Environmental Defense Fund (EDF) and the University Maritime Advisory Services (UMAS) issued a report, highlighting that shipping will fail to tackle its GHG emissions unless it sets rules that truly reflect the climate impact of shipping fuels.
In fact, “Exploring the relevance of ICAO’s Sustainable Aviation Fuels framework for the IMO” report explores how sustainable aviation fuels (SAF) or eligible fuels elements of the International Civil Aviation Organization’s (ICAO’s) market-based climate program, the Carbon Offsetting and Reduction Scheme for International Aviation (CORSIA), could be adopted in the context of shipping.
At the same time, the analysis shows that ICAO’s SAF framework offers “a solid blueprint” for the shipping industry.
As the IMO Initial Strategy strongly encourages the adoption of low and zero-emission fuels, the IMO will need to develop its own framework for evaluating the use of sustainable alternative fuels as a means to meet the GHG targets. While this process took ICAO a considerable period, as a ‘second-mover’ the IMO is well placed to build upon the existing work done by ICAO on SAF.
….EDF and UMAS noted.
According to the report, shipping must adopt a full lifecycle perspective, concerning greenhouse gas emissions, including methane, and ensure accurate calculations of both the direct and indirect impacts of emissions associated with the whole supply chain (extraction/production, transport/distribution and combustion) of the fuel.

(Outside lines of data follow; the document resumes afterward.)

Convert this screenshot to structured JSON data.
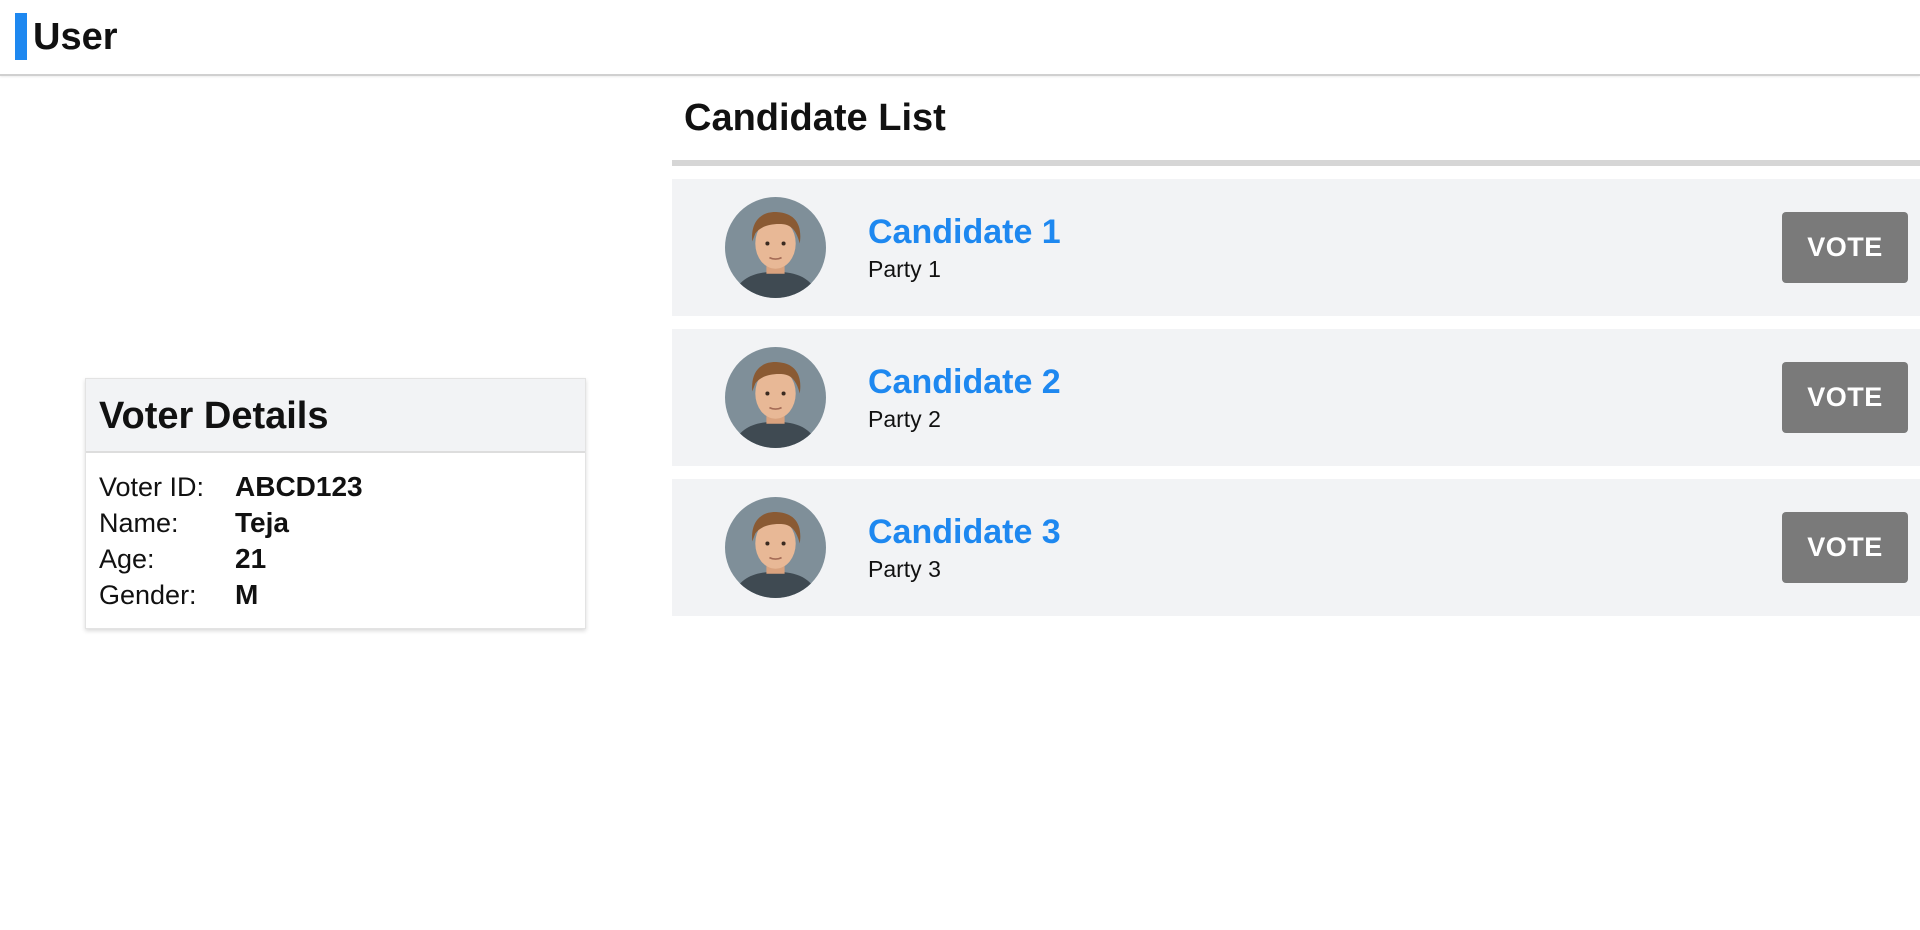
{
  "header": {
    "title": "User",
    "accent_color": "#1e88f0"
  },
  "candidates": {
    "title": "Candidate List",
    "name_color": "#1e88f0",
    "items": [
      {
        "name": "Candidate 1",
        "party": "Party 1",
        "vote_label": "VOTE",
        "avatar_icon": "person-avatar"
      },
      {
        "name": "Candidate 2",
        "party": "Party 2",
        "vote_label": "VOTE",
        "avatar_icon": "person-avatar"
      },
      {
        "name": "Candidate 3",
        "party": "Party 3",
        "vote_label": "VOTE",
        "avatar_icon": "person-avatar"
      }
    ]
  },
  "voter": {
    "title": "Voter Details",
    "fields": [
      {
        "label": "Voter ID:",
        "value": "ABCD123"
      },
      {
        "label": "Name:",
        "value": "Teja"
      },
      {
        "label": "Age:",
        "value": "21"
      },
      {
        "label": "Gender:",
        "value": "M"
      }
    ]
  }
}
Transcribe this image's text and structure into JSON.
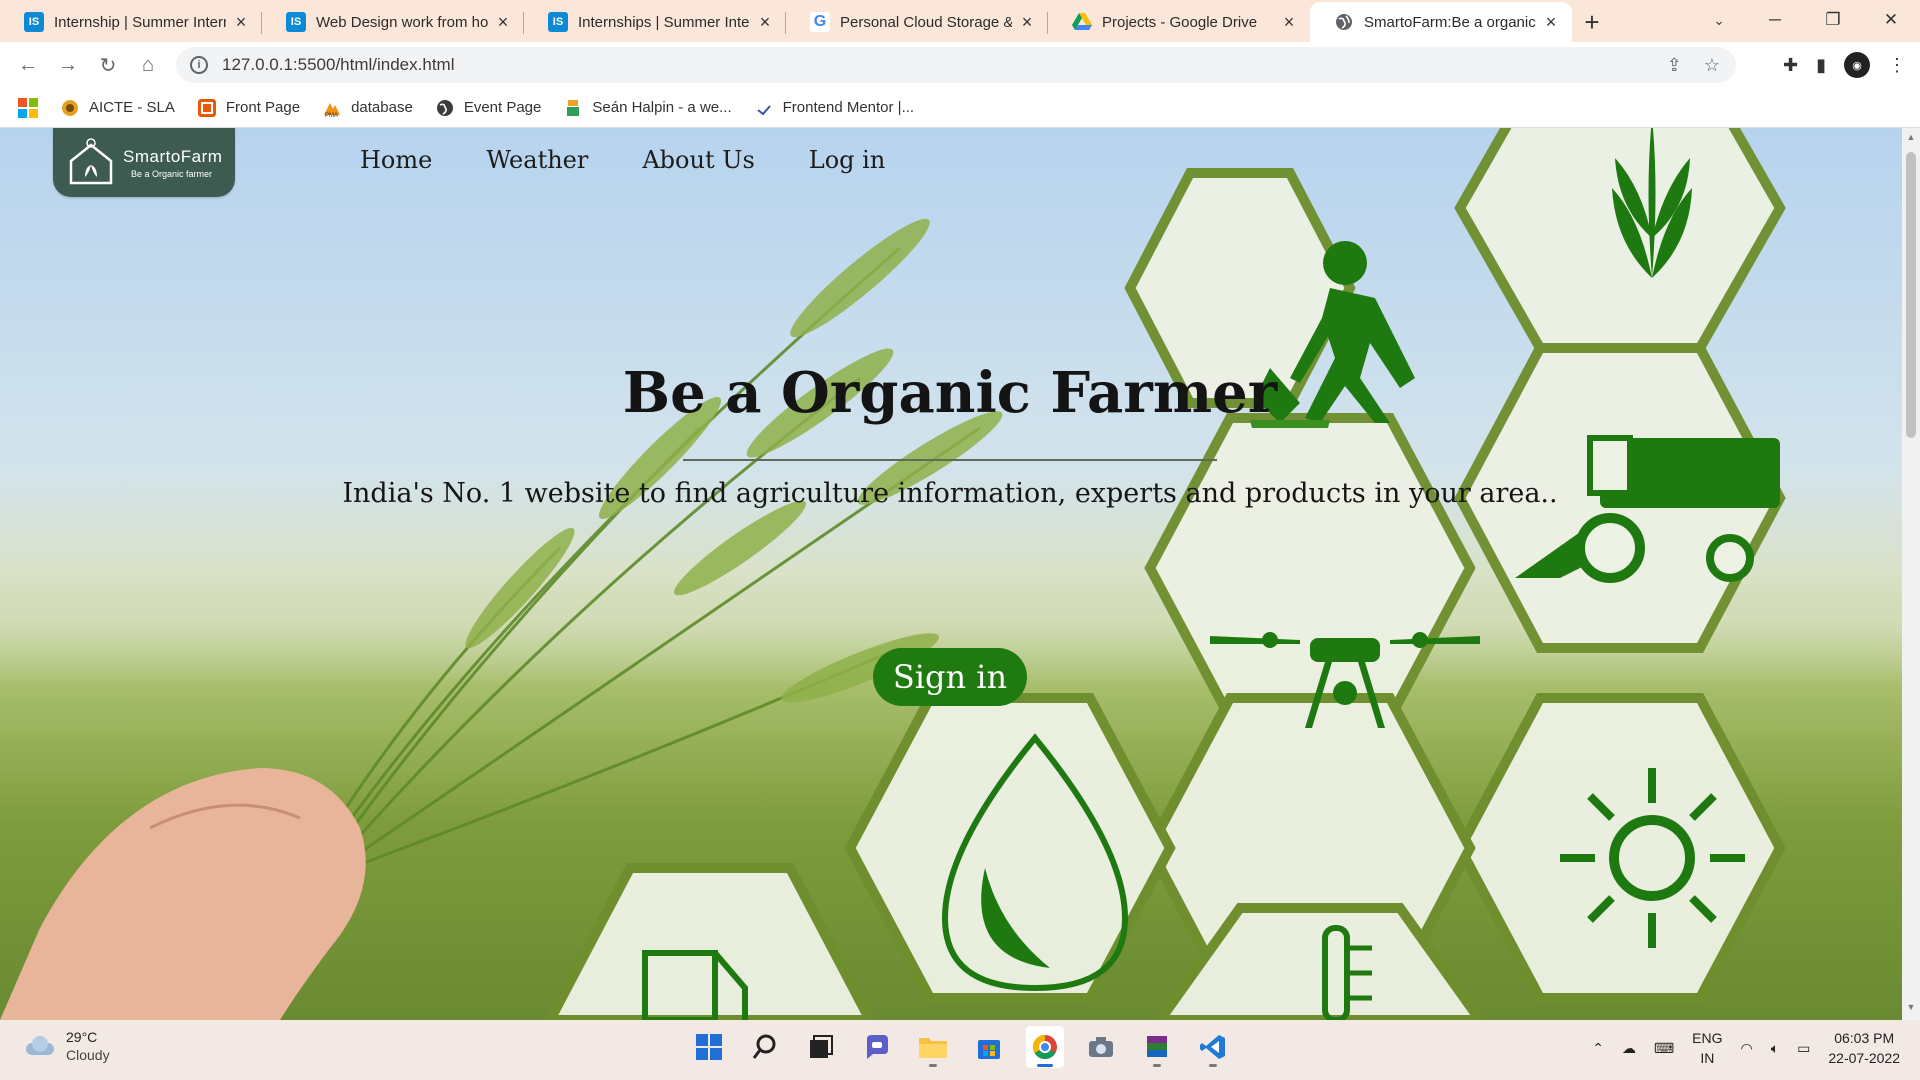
{
  "browser": {
    "tabs": [
      {
        "title": "Internship | Summer Interns",
        "favicon": "is-logo-icon",
        "active": false
      },
      {
        "title": "Web Design work from hom",
        "favicon": "is-logo-icon",
        "active": false
      },
      {
        "title": "Internships | Summer Intern",
        "favicon": "is-logo-icon",
        "active": false
      },
      {
        "title": "Personal Cloud Storage & F",
        "favicon": "google-icon",
        "active": false
      },
      {
        "title": "Projects - Google Drive",
        "favicon": "google-drive-icon",
        "active": false
      },
      {
        "title": "SmartoFarm:Be a organic fa",
        "favicon": "globe-icon",
        "active": true
      }
    ],
    "url": "127.0.0.1:5500/html/index.html",
    "bookmarks": [
      {
        "label": "AICTE - SLA",
        "icon": "aicte-icon"
      },
      {
        "label": "Front Page",
        "icon": "front-page-icon"
      },
      {
        "label": "database",
        "icon": "phpmyadmin-icon"
      },
      {
        "label": "Event Page",
        "icon": "globe-icon"
      },
      {
        "label": "Seán Halpin - a we...",
        "icon": "person-icon"
      },
      {
        "label": "Frontend Mentor |...",
        "icon": "frontend-mentor-icon"
      }
    ]
  },
  "site": {
    "logo": {
      "name": "SmartoFarm",
      "tagline": "Be a Organic farmer"
    },
    "nav": [
      "Home",
      "Weather",
      "About Us",
      "Log in"
    ],
    "hero": {
      "title": "Be a Organic Farmer",
      "subtitle": "India's No. 1 website to find agriculture information, experts and products in your area..",
      "cta": "Sign in"
    },
    "colors": {
      "accent": "#1f7a0f",
      "logo_bg": "#3d5b50",
      "icon_green": "#1e7a10"
    }
  },
  "taskbar": {
    "weather": {
      "temp": "29°C",
      "condition": "Cloudy"
    },
    "language": {
      "line1": "ENG",
      "line2": "IN"
    },
    "clock": {
      "time": "06:03 PM",
      "date": "22-07-2022"
    }
  }
}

The International Maritime Organization and the shipping industry need to put in place the right rules for alternative fuels to truly drive the decarbonisation of the sector and it does not need to start from scratch. The rules recently adopted by ICAO offer valuable lessons and a good starting place for the IMO to chart its course toward a genuinely sustainable shipping sector.
….as Aoife O’Leary, Director with the Environmental Defense Fund said.
What is more, the report calls IMO to adopt strict rules on transparency and ensure that shipping companies accurately report their emissions, and don’t double count emission reductions.
Shipping, as aviation, should ensure that all the emissions from a fuel – from the production to the distribution to the combustion itself – are accounted for if we are to understand the real climate impact. A meaningful policy must incentivise a fair, sustainable and non-perverse shift away from fossil and avoid the risk that emissions are simply shifted elsewhere. Getting this right is mission critical to the shipping industry’s decarbonisation pathway.
…Dr Nishatabbas Rehmatulla, Senior Researcher, UCL and Principal Consultant, UMAS concluded.
Explore the report herebelow